Networking is one of the most effective ways to find a job in today’s highly competitive market. We all know at times, most jobs are not posted on job sites or advertised in print publications. The best way to find out about these “hidden” job openings is through knowing people.
How to start networking: start now with people you know. Contact people in your network this includes all of your family members, friends, neighbours, your lectures and people you’ve met through your connections. Your network is bigger than you think it is Start writing down names, and you’ll be surprised at how quickly the list grows.
Don’t be embarrassed: at times you might be nervous about making contact either because you’re uncomfortable asking for favours or embarrassed about your employment situation. But always remember that almost everyone knows what it’s like to be out of work or looking for a job. They’ll sympathies with your situation.
Tell people that you looking for a job: if people don’t know about your situation then they won’t help you. When contacting people be specific about what kind of work you’re looking for and ask them if they have any information or know anyone in a relevant field. Don’t assume that certain people won’t be able to help. You may be surprised by who they know.
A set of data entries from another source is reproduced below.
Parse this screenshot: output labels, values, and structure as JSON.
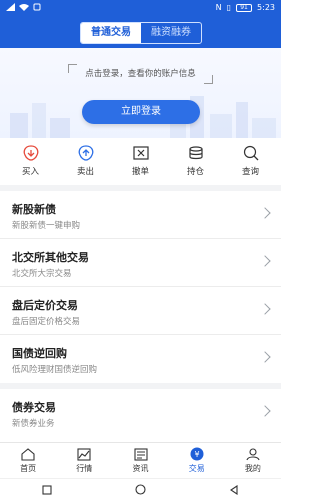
{
  "status_bar": {
    "time": "5:23",
    "battery": "91",
    "nfc": "N"
  },
  "segment": {
    "tabs": [
      {
        "label": "普通交易",
        "active": true
      },
      {
        "label": "融资融券",
        "active": false
      }
    ]
  },
  "hero": {
    "hint": "点击登录，查看你的账户信息",
    "login_button": "立即登录"
  },
  "quick_actions": [
    {
      "label": "买入",
      "icon": "buy-icon"
    },
    {
      "label": "卖出",
      "icon": "sell-icon"
    },
    {
      "label": "撤单",
      "icon": "cancel-order-icon"
    },
    {
      "label": "持仓",
      "icon": "holdings-icon"
    },
    {
      "label": "查询",
      "icon": "search-icon"
    }
  ],
  "menu_group1": [
    {
      "title": "新股新债",
      "subtitle": "新股新债一键申购"
    },
    {
      "title": "北交所其他交易",
      "subtitle": "北交所大宗交易"
    },
    {
      "title": "盘后定价交易",
      "subtitle": "盘后固定价格交易"
    },
    {
      "title": "国债逆回购",
      "subtitle": "低风险理财国债逆回购"
    }
  ],
  "menu_group2": [
    {
      "title": "债券交易",
      "subtitle": "新债券业务"
    }
  ],
  "tabbar": [
    {
      "label": "首页",
      "icon": "home-icon",
      "active": false
    },
    {
      "label": "行情",
      "icon": "market-icon",
      "active": false
    },
    {
      "label": "资讯",
      "icon": "news-icon",
      "active": false
    },
    {
      "label": "交易",
      "icon": "trade-icon",
      "active": true
    },
    {
      "label": "我的",
      "icon": "profile-icon",
      "active": false
    }
  ],
  "colors": {
    "primary": "#1f5fd8",
    "accent_red": "#e64a3b",
    "accent_blue": "#2d6fe6"
  }
}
Build a relationship with your contacts: Networking is a give-and-take process that involves making connections, sharing information, and asking questions. It’s a way of relating to others, not a technique for getting a job or a favor. Even when people are willing to help you, they’re usually more interested in how you can help them, so offer help to them too.
Even after getting a job don’t stop networking: after getting a job let people who helped you get a job know that you got a job offer. Also don’t stop networking because networking is not just about finding a job. Your contacts can be very helpful in other aspects of your career. It is also likely that you’ll be job hunting again so you might need those contacts again.